TASK DESCRIPTION:
Pull each line containing "count" out of the listing below.

BEGIN EXERCISE DATA

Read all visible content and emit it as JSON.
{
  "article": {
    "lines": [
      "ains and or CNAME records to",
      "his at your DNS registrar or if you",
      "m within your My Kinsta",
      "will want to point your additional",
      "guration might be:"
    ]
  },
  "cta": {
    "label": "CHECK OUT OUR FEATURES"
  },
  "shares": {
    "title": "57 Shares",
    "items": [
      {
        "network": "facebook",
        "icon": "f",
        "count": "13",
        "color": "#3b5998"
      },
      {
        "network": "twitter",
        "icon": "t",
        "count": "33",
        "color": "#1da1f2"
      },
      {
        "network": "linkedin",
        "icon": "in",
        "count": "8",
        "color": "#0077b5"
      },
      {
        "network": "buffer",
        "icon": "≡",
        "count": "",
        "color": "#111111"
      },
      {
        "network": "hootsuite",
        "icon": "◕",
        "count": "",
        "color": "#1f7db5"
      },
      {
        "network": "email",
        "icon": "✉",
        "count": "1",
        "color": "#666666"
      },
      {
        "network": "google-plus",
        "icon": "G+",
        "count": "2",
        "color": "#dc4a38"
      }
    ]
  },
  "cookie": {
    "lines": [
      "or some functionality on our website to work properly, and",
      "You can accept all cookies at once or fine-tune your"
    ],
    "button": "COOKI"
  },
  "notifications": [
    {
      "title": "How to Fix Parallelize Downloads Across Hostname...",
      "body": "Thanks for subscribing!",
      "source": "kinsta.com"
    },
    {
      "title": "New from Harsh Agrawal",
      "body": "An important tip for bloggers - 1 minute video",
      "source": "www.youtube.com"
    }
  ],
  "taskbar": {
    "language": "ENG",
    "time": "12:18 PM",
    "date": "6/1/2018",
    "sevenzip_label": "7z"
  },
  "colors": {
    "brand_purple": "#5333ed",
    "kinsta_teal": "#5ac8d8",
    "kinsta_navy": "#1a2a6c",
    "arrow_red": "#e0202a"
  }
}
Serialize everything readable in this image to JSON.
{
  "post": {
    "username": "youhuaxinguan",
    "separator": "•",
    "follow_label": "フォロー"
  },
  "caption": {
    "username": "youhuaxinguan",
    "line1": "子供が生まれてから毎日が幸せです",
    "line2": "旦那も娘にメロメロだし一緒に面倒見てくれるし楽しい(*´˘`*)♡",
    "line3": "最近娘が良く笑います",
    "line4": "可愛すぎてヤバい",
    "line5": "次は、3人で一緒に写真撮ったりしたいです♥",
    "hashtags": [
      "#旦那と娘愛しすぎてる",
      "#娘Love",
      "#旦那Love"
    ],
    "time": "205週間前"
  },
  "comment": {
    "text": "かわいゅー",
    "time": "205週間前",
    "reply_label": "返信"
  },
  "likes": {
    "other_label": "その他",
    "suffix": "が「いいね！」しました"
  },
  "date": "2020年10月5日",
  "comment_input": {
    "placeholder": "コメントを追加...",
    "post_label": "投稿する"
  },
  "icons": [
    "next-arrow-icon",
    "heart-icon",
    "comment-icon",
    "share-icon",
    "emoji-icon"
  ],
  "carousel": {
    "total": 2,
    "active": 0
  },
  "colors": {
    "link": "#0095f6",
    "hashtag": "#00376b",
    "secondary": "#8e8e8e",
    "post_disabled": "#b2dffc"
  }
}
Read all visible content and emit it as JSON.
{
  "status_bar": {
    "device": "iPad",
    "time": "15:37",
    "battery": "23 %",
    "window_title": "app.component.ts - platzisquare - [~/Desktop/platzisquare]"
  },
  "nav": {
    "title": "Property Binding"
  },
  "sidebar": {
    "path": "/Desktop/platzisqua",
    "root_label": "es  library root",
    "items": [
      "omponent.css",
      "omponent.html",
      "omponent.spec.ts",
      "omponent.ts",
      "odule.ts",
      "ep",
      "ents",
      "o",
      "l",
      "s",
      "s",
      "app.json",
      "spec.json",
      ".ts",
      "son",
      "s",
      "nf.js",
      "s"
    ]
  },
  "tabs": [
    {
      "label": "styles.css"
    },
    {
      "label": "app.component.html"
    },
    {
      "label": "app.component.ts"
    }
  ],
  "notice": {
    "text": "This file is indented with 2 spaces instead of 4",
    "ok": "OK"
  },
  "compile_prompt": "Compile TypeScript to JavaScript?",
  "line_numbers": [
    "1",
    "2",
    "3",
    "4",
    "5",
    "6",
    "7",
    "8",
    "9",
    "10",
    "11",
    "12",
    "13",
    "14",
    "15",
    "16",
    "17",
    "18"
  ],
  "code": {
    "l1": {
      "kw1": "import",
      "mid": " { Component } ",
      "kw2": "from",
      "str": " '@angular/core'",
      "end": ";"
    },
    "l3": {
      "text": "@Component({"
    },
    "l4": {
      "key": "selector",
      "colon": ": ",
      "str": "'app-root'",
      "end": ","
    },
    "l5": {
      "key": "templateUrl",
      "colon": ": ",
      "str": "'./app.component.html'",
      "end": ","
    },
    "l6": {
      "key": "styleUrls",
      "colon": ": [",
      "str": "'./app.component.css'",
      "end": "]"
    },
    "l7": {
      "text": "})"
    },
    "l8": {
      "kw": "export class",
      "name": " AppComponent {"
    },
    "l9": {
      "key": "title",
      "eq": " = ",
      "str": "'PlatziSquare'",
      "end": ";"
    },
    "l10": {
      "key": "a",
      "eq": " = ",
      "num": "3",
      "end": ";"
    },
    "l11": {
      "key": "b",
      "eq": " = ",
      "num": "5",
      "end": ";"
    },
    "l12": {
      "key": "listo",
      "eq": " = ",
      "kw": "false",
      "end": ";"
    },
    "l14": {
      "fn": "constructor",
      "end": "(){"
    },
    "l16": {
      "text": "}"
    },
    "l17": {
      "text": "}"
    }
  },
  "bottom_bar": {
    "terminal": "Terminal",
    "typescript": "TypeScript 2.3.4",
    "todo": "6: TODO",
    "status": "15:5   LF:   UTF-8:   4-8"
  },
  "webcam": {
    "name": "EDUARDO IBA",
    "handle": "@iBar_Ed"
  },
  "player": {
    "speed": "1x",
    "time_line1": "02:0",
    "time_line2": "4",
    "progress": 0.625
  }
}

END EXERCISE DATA

PROBLEM SOLUTION:
        "count": "13",
        "count": "33",
        "count": "8",
        "count": "",
        "count": "",
        "count": "1",
        "count": "2",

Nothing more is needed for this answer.